“Schools play perhaps the biggest role alongside government to ensuring these Calls to Action are acknowledged, honoured, and ultimately realized,” he says, referring to the 94 Calls to Action put forward by the Truth and Reconciliation Commission of Canada back in 2015. “Even though the education portion of these calls is somewhat small, we have the biggest impact because we’re teaching children and they need to know not only what happened, they need to know what the impacts of these residential schools were, and they also need to know the hard truth that there are many to blame for this who were ultimately responsible for it, including both the Canadian government and a number of Christian churches”
Impacts from a day of reflection
“The impact I hope students, and staff for that matter, have is that these things really happened in these schools and not all that long ago,” says Lang. “The other impact is hopefully staff and students realize that the effects of these Indian residential schools extend beyond the walls of those schools, the effects are intergenerational.”
Lang explains that the intergeneration effects are passed down through generations both behaviourally and genetically, where even though an Indigenous person may not have even stepped foot inside a residential school, they can still feel the effects of the system.
“I hope that staff and students start to understand that they have role to play in Truth and Reconciliation. Even though the students weren’t there, they still have a role to play,” says Lang. “We all have responsibility to seek allyship with Indigenous Peoples in Canada. That means coming to truth with what’s happened in the country, learning about Indigenous cultures in an effort to revive them given the cultural genocide that took place. I like to think of it as being a ‘co-conspirator.’ One who seeks allyship is one who is actively engaged in the Indigenous community in an effort to try and make things better for the present and future. Residential schools had a serious impact on Indigenous culture because they sought to ‘kill the Indian in the child.’ If that culture can’t be passed from one generation to the next, then the culture fails to survive and becomes extinct.”
After participating in the discussions on September 30, Christopher Pinnington, Grade 12, reflected on the lessons and stories he learned.
“[The day’s] discussions and reflections impacted me by filling me with a desire to change,” says Pinnington. “From hearing the heartbreaking personal stories of residential school Survivors to listening to Cat Criger’s powerful words about love and wisdom, I was filled with an incredible range of emotions from deep sympathy for the Indigenous peoples of Canada and all that they went through, to disappointment in myself for not knowing or doing more to help this cause.”
He adds, “One of the most impactful lessons I learned today was Cat Criger’s advice of considering how we today can best influence the next seven generations.
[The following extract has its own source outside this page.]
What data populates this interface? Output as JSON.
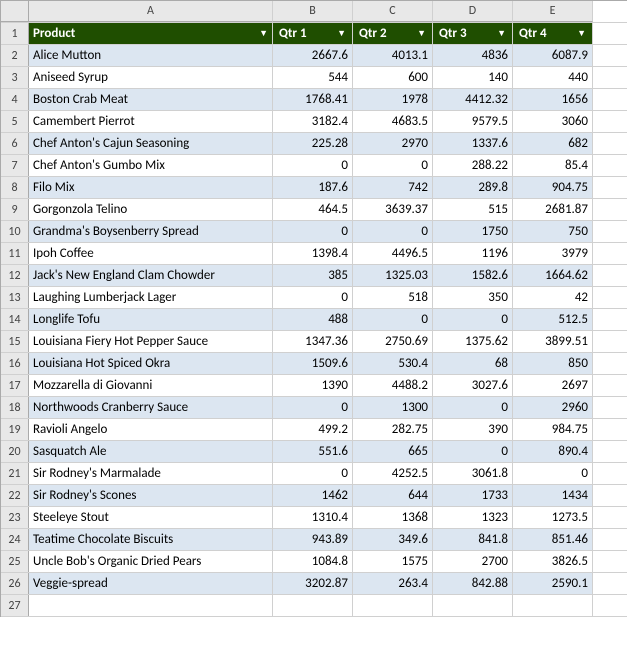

I thought this was a wonderful way of thinking about how to better yourself as a person because it allows you not just to confront how you can be a better person in your life today, but to consider your effect on future generations. Someone who is kind and loving to all people regardless of their differences is undoubtedly a good person, however, someone who, on top of being kind and accepting, uses their voice to fight for the rights of others who are oppressed for their differences definitely has more of an impact on the world than the former.”